DURHAM, N.H. -- Camping on the snow at 10,000 feet above sea level, a research team lead by the University of New Hampshire will endure below freezing nights and intense conditions in pursuit of two ice cores that will tell a never-before-told story.

Although ice coring -- extracting long cylinders of ice to recover records of the atmosphere preserved in glaciers -- has been on-going for about 20 years, this project will document a wider spectrum of pollutants than ever studied from an area of the world in which not much data exists.

"We think these areas of the Earth are pristine, that there will always be places that we can't affect," explains the trip's leader, Cameron Wake professor of Earth sciences at UNH's Institute for the Study of Earth, Oceans, and Space. "However, now we know that remote places like the Arctic are polluted from atmospheric chemistry studies looking at recent effects. We will be tracking the impact that humans have had over the past century on the remote atmosphere in the Canadian Yukon."

The first ice core to be extracted will be about 250 meters deep and will be recovered from the Eclipse Icefield in the St. Elias mountains.
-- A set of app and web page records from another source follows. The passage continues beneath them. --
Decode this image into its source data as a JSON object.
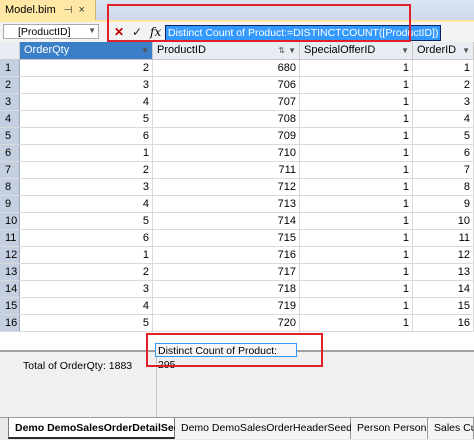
{
  "document_tab": {
    "title": "Model.bim",
    "pin_icon": "pin-icon",
    "close_icon": "close-icon",
    "close_glyph": "×",
    "pin_glyph": "⊣"
  },
  "formula_bar": {
    "name_box": "[ProductID]",
    "cancel_glyph": "✕",
    "commit_glyph": "✓",
    "fx_glyph": "fx",
    "formula": "Distinct Count of Product:=DISTINCTCOUNT([ProductID])"
  },
  "columns": [
    {
      "label": "OrderQty",
      "selected": true
    },
    {
      "label": "ProductID",
      "selected": false
    },
    {
      "label": "SpecialOfferID",
      "selected": false
    },
    {
      "label": "OrderID",
      "selected": false
    }
  ],
  "rows": [
    {
      "n": "1",
      "qty": "2",
      "product": "680",
      "offer": "1",
      "order": "1"
    },
    {
      "n": "2",
      "qty": "3",
      "product": "706",
      "offer": "1",
      "order": "2"
    },
    {
      "n": "3",
      "qty": "4",
      "product": "707",
      "offer": "1",
      "order": "3"
    },
    {
      "n": "4",
      "qty": "5",
      "product": "708",
      "offer": "1",
      "order": "4"
    },
    {
      "n": "5",
      "qty": "6",
      "product": "709",
      "offer": "1",
      "order": "5"
    },
    {
      "n": "6",
      "qty": "1",
      "product": "710",
      "offer": "1",
      "order": "6"
    },
    {
      "n": "7",
      "qty": "2",
      "product": "711",
      "offer": "1",
      "order": "7"
    },
    {
      "n": "8",
      "qty": "3",
      "product": "712",
      "offer": "1",
      "order": "8"
    },
    {
      "n": "9",
      "qty": "4",
      "product": "713",
      "offer": "1",
      "order": "9"
    },
    {
      "n": "10",
      "qty": "5",
      "product": "714",
      "offer": "1",
      "order": "10"
    },
    {
      "n": "11",
      "qty": "6",
      "product": "715",
      "offer": "1",
      "order": "11"
    },
    {
      "n": "12",
      "qty": "1",
      "product": "716",
      "offer": "1",
      "order": "12"
    },
    {
      "n": "13",
      "qty": "2",
      "product": "717",
      "offer": "1",
      "order": "13"
    },
    {
      "n": "14",
      "qty": "3",
      "product": "718",
      "offer": "1",
      "order": "14"
    },
    {
      "n": "15",
      "qty": "4",
      "product": "719",
      "offer": "1",
      "order": "15"
    },
    {
      "n": "16",
      "qty": "5",
      "product": "720",
      "offer": "1",
      "order": "16"
    }
  ],
  "measures": {
    "total": "Total of OrderQty: 1883",
    "distinct": "Distinct Count of Product: 295"
  },
  "sheet_tabs": [
    {
      "label": "Demo DemoSalesOrderDetailSeed",
      "active": true
    },
    {
      "label": "Demo DemoSalesOrderHeaderSeed",
      "active": false
    },
    {
      "label": "Person Person",
      "active": false
    },
    {
      "label": "Sales Cust",
      "active": false
    }
  ],
  "colors": {
    "highlight": "#3399ff",
    "annotation": "#e2202a",
    "doc_tab": "#ffe8a6"
  }
}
Once back at the lab, scientists will analyze the core for a wide variety of chemical constituents, including familiar pollutants such as lead, mercury, cadmium and vanadium. A second, shorter ice core will be drilled to a depth of 100 meters and will be analyzed for persistent organic pollutants (PCBs).

"This is the first time that we are developing a truly multiparameter record. We are looking at all major ions, stable isotopes, metals and rare Earth elements for Northwestern North America. Rare earth elements are important clues as they can indicate where the polluted air came from originally," Wake says.

This international project, funded by the National Science Foundation, involves several universities, as well as the Geological Survey of Canada and the National Institute of Polar Research in Tokyo. Both the Geological Survey and the National Institute will drill their own ice cores, which will offer a greater historical record as well as give sources for comparison.

"As no one meterology station can provide all the answers to weather," Wake says, "no one ice core can provide all the answers to climate change. This multiparameter record will provide a valuable contribution for a data poor region to the growing network of ice-core and tree-ring records from the Arctic that can be used to document natural and anthropogenic environmental change."

Two undergraduate students, from the University of Maine and the University of Ottawa, will accompany Wake and his co-principal investigator, University of Maine Professor Karl Kreutz, on this expedition. Wake's graduate student, Kaplan Yalcin, also will participate.

EDITORS/NEWS DIRECTORS: UNH Professor Cameron Wake will be available by phone from the field and will speak with reporters to give timely information on the expedition. To coordinate an interview, contact Amy Seif at 603-862-5369.

By Amy Seif
Communication and Information Coordinator
Institute for the Study of Earth, Oceans, and Space